Element data from apps and pages
• • •

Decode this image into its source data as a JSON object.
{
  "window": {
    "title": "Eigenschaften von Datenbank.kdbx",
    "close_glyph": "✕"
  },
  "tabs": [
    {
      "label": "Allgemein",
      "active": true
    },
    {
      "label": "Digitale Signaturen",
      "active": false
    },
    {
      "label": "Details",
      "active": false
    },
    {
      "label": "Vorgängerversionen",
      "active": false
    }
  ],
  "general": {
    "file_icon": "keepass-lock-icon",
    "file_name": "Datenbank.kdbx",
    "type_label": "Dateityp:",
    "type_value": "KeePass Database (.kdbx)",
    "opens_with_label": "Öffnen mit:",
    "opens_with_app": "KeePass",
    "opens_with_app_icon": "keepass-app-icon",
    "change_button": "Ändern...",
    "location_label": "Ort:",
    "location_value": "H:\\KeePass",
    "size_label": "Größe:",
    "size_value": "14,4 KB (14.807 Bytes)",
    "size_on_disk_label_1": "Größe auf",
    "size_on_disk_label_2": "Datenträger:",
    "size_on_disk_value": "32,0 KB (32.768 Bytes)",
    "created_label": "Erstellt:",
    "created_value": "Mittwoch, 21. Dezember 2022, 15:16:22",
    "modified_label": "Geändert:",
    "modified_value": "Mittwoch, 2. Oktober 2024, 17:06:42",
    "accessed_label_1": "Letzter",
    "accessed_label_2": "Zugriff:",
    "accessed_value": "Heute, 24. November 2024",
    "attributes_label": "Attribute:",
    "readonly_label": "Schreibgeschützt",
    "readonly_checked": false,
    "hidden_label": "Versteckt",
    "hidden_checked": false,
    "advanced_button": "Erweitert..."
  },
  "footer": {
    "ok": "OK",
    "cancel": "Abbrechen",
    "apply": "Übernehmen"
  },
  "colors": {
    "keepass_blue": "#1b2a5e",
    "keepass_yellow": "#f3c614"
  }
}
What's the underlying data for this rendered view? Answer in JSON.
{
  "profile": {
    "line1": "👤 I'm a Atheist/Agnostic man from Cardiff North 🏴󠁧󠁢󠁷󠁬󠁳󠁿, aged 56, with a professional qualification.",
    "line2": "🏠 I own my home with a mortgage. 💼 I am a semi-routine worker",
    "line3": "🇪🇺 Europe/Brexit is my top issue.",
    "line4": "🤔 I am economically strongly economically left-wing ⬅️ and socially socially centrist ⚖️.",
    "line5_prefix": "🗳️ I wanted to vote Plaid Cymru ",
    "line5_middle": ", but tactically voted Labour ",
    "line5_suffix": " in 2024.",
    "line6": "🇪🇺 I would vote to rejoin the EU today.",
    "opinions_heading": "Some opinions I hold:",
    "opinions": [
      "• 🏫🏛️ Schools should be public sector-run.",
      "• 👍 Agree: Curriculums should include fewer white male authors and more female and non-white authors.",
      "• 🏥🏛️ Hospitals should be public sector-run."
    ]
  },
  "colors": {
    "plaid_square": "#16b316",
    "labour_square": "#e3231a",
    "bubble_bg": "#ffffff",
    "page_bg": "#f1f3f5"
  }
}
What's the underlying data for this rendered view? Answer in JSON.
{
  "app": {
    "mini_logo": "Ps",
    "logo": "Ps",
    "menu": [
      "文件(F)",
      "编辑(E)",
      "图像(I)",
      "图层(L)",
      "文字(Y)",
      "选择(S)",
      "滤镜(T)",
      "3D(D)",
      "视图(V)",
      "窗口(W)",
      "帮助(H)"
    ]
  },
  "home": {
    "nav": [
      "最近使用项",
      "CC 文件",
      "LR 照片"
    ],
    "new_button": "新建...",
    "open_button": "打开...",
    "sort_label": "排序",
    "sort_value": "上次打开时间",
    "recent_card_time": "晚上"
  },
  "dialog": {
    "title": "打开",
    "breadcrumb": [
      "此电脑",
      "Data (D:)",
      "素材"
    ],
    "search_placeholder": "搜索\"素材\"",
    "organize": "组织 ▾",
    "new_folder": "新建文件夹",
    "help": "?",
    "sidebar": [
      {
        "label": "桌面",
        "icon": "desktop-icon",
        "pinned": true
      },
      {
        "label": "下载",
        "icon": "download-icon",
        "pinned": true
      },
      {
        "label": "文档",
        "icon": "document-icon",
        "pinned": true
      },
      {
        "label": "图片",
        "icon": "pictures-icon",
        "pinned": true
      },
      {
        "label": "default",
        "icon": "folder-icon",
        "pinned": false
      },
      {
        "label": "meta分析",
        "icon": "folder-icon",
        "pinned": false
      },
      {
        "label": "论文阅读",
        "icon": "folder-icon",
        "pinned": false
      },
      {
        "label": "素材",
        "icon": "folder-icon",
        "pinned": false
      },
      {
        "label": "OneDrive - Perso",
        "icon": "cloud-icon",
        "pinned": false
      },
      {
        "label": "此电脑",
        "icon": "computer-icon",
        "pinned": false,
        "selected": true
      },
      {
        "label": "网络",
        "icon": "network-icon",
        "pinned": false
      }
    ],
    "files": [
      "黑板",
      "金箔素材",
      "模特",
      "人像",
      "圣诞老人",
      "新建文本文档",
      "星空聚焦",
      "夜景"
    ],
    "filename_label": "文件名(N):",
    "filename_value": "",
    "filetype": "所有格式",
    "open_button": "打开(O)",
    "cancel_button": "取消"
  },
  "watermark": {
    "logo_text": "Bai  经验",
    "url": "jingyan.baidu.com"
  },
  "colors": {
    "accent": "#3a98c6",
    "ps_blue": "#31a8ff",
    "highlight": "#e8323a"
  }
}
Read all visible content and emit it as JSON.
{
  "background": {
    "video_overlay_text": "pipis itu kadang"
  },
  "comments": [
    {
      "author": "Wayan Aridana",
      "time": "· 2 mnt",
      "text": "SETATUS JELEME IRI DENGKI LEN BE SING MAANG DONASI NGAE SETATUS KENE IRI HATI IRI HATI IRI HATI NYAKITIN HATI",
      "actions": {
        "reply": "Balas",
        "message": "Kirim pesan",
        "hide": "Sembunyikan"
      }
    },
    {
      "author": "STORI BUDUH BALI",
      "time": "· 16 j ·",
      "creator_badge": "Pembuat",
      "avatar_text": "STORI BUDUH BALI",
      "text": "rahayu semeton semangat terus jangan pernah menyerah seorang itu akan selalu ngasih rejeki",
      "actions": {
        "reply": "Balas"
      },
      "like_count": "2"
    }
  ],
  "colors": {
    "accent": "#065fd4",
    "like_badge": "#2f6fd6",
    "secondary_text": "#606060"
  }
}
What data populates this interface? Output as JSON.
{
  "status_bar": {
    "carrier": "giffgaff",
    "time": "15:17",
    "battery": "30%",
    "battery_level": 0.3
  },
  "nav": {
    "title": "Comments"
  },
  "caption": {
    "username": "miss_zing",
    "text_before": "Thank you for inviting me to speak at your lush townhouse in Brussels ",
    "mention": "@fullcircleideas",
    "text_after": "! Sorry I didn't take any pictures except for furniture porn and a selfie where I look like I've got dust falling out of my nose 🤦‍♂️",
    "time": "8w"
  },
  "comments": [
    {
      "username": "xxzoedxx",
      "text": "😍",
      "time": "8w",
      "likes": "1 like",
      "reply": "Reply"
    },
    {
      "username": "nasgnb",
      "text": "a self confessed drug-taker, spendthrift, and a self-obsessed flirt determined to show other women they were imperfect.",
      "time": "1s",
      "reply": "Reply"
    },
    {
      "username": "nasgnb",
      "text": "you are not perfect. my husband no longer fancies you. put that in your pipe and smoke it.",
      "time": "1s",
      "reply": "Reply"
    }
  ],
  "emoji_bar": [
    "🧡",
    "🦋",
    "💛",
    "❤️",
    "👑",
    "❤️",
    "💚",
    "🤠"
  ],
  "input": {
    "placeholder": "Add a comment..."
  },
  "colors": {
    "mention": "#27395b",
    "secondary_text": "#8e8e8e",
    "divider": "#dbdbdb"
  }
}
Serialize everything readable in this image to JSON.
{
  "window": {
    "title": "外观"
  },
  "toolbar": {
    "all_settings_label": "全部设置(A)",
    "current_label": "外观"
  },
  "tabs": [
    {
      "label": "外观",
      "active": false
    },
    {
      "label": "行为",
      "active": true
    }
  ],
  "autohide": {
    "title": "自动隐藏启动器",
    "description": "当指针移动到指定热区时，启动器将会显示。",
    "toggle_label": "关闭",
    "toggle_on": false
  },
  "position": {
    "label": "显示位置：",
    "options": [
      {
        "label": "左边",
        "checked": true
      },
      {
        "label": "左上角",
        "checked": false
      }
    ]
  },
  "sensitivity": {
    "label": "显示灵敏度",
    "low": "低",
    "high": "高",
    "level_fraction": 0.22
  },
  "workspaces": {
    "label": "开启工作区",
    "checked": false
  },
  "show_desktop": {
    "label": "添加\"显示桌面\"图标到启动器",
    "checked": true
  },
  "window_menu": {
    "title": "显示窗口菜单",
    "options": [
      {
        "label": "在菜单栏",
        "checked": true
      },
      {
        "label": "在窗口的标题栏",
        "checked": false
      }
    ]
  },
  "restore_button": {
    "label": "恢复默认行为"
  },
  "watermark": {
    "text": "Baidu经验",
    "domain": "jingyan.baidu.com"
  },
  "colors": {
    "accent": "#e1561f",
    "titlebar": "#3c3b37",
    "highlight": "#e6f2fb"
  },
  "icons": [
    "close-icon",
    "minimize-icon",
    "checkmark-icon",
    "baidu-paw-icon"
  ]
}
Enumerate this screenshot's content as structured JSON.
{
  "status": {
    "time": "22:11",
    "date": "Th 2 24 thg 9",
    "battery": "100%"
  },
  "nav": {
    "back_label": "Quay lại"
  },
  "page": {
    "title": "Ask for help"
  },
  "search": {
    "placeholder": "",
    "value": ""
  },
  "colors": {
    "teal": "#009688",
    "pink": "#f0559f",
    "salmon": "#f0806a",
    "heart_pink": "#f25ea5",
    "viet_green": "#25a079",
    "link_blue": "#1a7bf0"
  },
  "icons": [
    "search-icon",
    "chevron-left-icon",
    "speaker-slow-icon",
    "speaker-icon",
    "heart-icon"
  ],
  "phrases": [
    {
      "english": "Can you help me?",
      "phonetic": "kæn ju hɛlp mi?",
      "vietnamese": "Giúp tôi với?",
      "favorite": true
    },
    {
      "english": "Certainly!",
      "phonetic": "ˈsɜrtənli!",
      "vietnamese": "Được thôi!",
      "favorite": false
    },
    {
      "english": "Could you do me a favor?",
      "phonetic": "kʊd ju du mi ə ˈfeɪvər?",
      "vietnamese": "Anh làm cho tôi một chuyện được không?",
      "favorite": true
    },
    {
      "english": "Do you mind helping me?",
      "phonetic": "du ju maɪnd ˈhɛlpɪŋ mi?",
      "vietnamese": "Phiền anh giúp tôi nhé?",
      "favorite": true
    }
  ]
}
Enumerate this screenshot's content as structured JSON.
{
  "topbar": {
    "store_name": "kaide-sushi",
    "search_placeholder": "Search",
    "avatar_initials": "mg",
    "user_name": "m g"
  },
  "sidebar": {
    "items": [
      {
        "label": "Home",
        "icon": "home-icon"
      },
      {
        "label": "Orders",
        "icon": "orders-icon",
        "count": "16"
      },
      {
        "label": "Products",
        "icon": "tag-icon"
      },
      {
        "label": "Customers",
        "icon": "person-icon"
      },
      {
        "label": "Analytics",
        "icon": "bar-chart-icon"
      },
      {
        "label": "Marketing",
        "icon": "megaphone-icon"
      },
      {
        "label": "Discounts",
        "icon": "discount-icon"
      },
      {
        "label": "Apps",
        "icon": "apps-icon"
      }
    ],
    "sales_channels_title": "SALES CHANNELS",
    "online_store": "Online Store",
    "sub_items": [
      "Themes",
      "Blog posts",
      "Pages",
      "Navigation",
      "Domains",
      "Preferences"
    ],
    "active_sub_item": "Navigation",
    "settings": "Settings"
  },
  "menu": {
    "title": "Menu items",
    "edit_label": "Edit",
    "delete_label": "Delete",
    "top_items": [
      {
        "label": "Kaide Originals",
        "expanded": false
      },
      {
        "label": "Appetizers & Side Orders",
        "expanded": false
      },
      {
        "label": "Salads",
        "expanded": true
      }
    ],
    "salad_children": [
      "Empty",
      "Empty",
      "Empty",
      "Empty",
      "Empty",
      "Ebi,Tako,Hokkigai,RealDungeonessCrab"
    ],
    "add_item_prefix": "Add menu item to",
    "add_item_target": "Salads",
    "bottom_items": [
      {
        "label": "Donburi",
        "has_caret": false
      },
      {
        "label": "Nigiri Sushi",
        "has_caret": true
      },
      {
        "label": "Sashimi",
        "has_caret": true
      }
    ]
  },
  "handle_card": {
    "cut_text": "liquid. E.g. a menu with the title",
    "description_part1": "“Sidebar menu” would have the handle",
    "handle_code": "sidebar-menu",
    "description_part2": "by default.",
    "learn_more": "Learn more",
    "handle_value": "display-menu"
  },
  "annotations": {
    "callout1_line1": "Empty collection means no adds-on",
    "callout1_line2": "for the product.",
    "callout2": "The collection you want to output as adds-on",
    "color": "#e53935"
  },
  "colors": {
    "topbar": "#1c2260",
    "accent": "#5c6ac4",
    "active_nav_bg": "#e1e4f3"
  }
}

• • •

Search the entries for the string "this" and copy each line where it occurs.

Decode this image into its source data as a JSON object.
What's the underlying data for this rendered view? Answer in JSON.
What's the underlying data for this rendered view? Answer in JSON.
What data populates this interface? Output as JSON.
Serialize everything readable in this image to JSON.
Enumerate this screenshot's content as structured JSON.
Enumerate this screenshot's content as structured JSON.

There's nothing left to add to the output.